Updated: Jun 12
Sorry I have been a little lax in updating you what has been happening on our farm. It seems the world has gone crazy, but as hopefully many of you know, we are living in the greatest times ever and we have the most amazing times ahead of us. Just a little more craziness, then justice, then great times.
In regards to Caluka Farms, we have been blessed with financial support from the NAB bank in March 2022 in that we could stop selling ewes for cashflow, and could keep all the ewes to build our numbers up towards our target of 30 ewes/ha (which equates to 5,500 ewes on the 185ha).
Every livestock farmer in Australia has been suffering this year by a sudden block in selling sheep to abattoirs and feedlotters. Since the end of 2022, it was getting difficult to book sheep ahead into an abattoir. Early in 2023, we managed to get three bookings in, only to see all three cancelled on us. The bigger farmers seem to be able to get some sheep in, but us small farmers were getting blocked. Our cull ewes were also too heavy, even though the abattoir they were booked into used to love our big ewes. Most of ours are 80-110kg liveweight (LW). That abattoir now only wants 60-80kg mutton. I'm pretty sure this is only temporary whilst the crazy times on earth finish playing out.
So as much as I did not want to do it, we needed to sell breeding ewes to get the cashflow since selling sheep for meat had suddenly gone to zero. We were offered between $300-$500 for drafts from our three ewe mobs (Cleanskins being the highest, but good maiden ewes also from our Woollies and Drys mob). I said no to the $500 offer as they are our best ewes, but yes to the $300-$400 offer. By the way, our Dry's mob is mostly maiden ewe lambs waiting to be joined with the rams.
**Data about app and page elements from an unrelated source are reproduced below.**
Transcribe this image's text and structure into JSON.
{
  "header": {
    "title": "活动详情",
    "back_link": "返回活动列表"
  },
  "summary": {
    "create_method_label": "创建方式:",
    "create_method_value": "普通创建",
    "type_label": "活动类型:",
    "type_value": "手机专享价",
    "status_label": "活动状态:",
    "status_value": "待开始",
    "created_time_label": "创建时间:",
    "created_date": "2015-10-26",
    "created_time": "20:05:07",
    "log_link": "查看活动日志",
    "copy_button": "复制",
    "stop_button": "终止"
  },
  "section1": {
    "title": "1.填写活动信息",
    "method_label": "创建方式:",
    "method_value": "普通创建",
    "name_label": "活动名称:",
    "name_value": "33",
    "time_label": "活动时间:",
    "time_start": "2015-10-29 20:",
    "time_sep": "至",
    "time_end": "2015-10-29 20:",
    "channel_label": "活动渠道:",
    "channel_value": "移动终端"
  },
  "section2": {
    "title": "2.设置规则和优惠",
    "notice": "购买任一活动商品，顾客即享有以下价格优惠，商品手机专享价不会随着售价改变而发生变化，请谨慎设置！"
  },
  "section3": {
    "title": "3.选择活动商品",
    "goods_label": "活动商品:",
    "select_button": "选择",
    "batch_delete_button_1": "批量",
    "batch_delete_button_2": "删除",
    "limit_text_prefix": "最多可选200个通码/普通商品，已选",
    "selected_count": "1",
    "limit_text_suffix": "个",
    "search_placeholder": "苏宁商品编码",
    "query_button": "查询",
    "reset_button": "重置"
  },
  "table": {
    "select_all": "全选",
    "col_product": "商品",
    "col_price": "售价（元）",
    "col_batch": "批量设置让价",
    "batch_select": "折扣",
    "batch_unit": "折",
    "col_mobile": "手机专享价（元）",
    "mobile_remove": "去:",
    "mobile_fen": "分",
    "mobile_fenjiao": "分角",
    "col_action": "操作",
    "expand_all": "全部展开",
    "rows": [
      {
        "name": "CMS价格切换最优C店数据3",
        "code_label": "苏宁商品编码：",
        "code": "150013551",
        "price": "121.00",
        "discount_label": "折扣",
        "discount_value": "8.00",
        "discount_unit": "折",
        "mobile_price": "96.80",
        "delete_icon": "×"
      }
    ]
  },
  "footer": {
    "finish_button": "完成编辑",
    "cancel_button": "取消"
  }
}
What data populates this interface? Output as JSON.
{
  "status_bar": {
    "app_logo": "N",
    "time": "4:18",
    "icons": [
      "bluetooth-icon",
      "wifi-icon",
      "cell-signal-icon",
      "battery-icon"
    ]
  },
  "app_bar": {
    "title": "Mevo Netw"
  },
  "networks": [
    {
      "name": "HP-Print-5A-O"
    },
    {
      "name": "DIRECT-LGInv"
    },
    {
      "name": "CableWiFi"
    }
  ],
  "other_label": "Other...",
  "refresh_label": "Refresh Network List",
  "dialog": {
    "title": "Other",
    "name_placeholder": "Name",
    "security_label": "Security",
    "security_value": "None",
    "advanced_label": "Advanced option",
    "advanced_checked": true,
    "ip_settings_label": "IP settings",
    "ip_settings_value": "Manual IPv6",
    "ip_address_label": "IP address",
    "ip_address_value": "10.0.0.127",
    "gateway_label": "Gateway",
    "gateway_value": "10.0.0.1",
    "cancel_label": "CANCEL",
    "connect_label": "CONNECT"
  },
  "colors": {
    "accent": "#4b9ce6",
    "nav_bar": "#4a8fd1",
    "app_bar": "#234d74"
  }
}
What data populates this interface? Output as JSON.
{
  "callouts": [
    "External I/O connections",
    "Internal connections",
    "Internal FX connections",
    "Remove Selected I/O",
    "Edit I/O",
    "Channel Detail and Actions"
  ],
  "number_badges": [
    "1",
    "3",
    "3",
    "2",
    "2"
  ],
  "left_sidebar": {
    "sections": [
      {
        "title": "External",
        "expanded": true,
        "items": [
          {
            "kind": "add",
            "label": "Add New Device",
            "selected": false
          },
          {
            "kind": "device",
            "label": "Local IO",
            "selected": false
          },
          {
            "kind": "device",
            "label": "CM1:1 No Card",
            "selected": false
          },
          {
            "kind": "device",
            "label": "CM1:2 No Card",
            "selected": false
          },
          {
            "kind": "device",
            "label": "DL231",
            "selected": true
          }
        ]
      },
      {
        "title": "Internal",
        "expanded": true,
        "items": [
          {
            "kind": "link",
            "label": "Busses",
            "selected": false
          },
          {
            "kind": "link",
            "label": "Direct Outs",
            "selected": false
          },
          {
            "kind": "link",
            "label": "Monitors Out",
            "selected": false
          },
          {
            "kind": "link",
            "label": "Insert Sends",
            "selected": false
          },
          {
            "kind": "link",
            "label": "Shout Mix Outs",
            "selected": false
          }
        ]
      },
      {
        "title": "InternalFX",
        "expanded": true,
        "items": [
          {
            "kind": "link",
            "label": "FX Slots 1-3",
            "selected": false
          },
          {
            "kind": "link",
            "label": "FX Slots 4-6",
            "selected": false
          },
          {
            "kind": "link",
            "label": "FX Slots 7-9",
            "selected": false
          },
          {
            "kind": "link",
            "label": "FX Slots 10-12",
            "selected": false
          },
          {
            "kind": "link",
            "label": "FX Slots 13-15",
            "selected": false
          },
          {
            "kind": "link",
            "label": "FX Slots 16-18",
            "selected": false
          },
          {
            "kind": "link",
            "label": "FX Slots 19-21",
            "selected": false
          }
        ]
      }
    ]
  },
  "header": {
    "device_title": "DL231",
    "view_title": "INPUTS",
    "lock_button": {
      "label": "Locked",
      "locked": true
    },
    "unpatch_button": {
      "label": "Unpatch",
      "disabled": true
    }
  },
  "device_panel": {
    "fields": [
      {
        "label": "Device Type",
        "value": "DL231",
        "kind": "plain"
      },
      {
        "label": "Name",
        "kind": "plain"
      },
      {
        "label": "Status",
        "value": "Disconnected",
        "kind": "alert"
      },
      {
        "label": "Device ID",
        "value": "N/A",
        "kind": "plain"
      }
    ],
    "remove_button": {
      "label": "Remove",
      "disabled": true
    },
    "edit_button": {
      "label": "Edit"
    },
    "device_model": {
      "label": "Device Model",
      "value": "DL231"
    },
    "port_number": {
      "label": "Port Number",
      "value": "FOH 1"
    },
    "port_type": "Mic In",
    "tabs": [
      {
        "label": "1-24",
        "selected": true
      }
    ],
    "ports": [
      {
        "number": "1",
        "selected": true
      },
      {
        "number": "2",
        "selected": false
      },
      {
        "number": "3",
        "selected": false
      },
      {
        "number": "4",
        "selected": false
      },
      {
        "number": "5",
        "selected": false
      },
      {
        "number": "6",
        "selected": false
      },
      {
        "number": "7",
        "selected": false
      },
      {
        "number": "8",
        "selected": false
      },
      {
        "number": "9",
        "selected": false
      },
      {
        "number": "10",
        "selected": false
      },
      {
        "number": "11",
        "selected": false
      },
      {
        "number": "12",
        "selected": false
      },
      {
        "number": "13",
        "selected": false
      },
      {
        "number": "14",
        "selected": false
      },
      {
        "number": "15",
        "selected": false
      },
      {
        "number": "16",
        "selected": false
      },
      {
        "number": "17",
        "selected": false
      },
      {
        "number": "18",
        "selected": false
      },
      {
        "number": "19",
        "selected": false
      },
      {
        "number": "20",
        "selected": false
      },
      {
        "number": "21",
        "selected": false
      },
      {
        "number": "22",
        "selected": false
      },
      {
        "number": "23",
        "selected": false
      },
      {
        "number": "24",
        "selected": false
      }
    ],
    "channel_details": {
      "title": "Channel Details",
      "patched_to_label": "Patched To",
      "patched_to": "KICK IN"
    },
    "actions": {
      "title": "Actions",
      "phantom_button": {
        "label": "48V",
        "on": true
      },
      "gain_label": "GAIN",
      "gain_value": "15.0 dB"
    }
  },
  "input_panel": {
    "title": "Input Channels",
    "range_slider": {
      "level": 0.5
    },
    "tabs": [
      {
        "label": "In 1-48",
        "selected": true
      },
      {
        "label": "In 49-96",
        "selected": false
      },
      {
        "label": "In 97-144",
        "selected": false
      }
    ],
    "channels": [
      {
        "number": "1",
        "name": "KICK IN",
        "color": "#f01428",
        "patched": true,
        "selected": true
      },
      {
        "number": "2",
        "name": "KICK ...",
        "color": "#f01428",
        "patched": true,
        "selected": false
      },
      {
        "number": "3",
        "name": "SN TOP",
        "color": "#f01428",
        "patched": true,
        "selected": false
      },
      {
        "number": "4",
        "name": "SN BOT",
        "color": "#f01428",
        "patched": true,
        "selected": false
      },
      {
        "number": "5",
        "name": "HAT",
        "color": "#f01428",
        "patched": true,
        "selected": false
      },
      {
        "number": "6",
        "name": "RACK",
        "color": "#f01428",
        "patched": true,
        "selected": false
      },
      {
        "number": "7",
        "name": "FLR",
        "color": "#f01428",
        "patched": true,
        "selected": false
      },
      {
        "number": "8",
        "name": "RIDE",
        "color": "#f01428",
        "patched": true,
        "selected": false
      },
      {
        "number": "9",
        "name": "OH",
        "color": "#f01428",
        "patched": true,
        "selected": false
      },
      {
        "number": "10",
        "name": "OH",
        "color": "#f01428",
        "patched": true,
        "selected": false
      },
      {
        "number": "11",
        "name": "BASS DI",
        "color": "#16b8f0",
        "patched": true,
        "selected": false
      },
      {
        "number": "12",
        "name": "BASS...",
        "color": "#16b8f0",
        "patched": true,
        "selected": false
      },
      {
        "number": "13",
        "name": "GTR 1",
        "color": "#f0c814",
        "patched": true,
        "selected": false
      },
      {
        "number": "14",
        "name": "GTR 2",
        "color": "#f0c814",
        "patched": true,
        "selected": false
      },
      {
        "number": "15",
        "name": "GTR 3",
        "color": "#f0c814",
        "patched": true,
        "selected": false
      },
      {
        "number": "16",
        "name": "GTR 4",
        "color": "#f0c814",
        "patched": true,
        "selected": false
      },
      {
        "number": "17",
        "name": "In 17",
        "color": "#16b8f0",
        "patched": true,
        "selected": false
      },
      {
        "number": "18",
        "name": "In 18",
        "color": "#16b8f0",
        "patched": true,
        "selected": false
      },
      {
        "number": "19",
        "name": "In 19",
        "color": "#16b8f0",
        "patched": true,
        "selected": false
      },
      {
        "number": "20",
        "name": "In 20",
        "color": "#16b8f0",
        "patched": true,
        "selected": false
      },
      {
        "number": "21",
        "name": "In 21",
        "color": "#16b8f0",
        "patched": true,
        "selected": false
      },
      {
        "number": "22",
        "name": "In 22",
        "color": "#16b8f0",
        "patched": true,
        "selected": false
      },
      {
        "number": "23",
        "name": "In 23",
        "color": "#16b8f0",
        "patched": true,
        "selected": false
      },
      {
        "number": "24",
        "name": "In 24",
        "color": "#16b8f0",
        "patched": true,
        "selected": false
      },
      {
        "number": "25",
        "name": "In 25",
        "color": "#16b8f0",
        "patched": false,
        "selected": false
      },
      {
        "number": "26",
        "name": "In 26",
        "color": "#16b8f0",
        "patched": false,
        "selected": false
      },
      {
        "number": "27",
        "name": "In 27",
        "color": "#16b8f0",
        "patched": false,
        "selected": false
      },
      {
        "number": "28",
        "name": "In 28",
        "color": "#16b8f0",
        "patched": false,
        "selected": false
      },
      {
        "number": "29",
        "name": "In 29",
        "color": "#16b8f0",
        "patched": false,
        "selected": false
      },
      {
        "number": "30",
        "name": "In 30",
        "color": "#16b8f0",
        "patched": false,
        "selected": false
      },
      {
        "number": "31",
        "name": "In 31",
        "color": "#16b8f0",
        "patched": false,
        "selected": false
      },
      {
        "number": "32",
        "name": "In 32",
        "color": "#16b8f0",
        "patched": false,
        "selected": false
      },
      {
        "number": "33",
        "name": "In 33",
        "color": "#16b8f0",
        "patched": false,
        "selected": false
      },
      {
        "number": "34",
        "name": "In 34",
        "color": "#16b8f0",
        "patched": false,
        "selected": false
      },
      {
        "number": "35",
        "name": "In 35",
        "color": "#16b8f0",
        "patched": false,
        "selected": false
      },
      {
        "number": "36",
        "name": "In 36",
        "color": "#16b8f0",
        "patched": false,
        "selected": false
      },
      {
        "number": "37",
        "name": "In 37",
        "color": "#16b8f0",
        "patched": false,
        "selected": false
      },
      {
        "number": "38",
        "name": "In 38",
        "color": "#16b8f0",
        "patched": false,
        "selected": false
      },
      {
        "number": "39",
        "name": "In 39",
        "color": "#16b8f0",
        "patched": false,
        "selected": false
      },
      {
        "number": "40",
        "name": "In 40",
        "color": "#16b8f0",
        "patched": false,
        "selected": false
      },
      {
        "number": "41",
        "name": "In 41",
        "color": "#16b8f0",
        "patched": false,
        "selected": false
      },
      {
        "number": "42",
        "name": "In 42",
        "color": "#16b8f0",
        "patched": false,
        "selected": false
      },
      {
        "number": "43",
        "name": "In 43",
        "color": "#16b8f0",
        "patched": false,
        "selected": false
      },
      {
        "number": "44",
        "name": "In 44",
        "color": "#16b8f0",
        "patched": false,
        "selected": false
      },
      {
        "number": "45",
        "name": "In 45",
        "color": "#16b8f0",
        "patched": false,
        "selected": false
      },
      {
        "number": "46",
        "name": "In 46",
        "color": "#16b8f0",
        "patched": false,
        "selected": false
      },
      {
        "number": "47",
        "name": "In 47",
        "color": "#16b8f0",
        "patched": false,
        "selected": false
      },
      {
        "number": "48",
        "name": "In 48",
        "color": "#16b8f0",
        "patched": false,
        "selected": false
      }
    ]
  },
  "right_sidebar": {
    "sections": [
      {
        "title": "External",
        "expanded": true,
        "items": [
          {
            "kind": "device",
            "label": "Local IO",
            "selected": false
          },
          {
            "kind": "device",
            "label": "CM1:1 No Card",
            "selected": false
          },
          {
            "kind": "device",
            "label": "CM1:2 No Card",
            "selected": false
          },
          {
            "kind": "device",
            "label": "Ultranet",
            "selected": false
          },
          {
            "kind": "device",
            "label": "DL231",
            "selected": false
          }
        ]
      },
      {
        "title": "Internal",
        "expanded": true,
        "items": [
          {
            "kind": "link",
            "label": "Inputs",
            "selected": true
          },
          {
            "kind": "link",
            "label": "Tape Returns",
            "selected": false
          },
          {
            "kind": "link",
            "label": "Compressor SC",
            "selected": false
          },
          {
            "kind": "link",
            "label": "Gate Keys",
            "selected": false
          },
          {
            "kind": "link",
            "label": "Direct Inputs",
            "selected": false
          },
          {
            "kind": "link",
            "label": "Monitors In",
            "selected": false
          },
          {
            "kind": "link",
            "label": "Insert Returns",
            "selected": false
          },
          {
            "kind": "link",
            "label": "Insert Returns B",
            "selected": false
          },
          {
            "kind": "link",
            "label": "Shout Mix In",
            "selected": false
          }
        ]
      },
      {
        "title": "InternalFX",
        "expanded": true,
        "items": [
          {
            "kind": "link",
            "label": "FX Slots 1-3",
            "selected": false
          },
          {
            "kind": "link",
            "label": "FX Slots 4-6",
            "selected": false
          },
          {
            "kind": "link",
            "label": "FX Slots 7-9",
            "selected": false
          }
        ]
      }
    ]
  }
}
One week later, the Governments in Australia announced they were going to ban livesheep export. Even though that is not where most of our wethers go to, it put a big pause over the whole sheep industry. The sale of our $300-$400 maiden ewes was cancelled. Everyone suddenly stopped buying and is waiting to see what happens. So all of a sudden, we were not able to sell anything for awhile. Fortunately we were able to sell our remaining wethers and most of our excess ram lambs and cull ewes to the saleyards, but we only received $79 average. Prices are currently even lower, and many sheep are not even getting a bid and need to be taken back to the farms. Tough times for everyone in the industry.
Now to the good news. The upside of not selling ewes is that we continue to stay on track to reaching our target of 5,500 ewes on the ground by the end of 2023. Land prices have stayed high and we are applying to extend our overdraft to see us through to the end of the year, and some shareholders purchased more shares. The end of 2023 is the beginning of when we will start selling thousands of ewes for those wanting to breed hairsheep, and we should begin achieving our target of producing ~9,000 lambs/year off the 185ha.
With the steady decline in size of meat sold in the retail outlets, for the same high price, this actually bodes well for us in that we will be turning off our lambs on the smaller side when we get to our stocking rate goal. Kg meat/ha is our goal, not kg meat/animal. Where big sheep are wanted by the market, our cull ewes will fit that niche. Where markets want large lambs, we will increasingly leave that up to the feedlotters to take lambs like ours and fatten them up longer.
Our pastures are currently in good condition despite a very dry May. More fertiliser will be applied later in the year to provide enough feed for the increasing sheep numbers. We've again achieved ~115-120% lambs marked for the first lambing of 2023, and ~3,000 ewes have been joined with the rams. Scanning of those will happen in July and lambing begins again in late September 2023. Immediately after scanning, we are beginning our intensive scanning of the eID tags (electronic identification tags in the ears) such as who scanned dry (not pregnant), single, twins, triplets etc, and we can start separating the ewes who are producing lambs twice per year.
By the end of the year, most of our ewe lambs will have been born from ewes that produced lambs twice per year. Biannually mated ewes. When we are at our target number of ewes (30/ha, or 5,500 on the 185ha farm), we will start culling many more ewes who do not get back into lamb twice per year. If they only produce lambs once per year, they will go onto the cull list. They will be excellent hair sheep for farmers wanting to get into hair or shedding sheep, however, because we can in our environment, we will be honing in on the genetics that can produce lambs twice per year, and hopefully twins twice per year.
Now for some photos. Please see the descriptions for details on what is in the photos.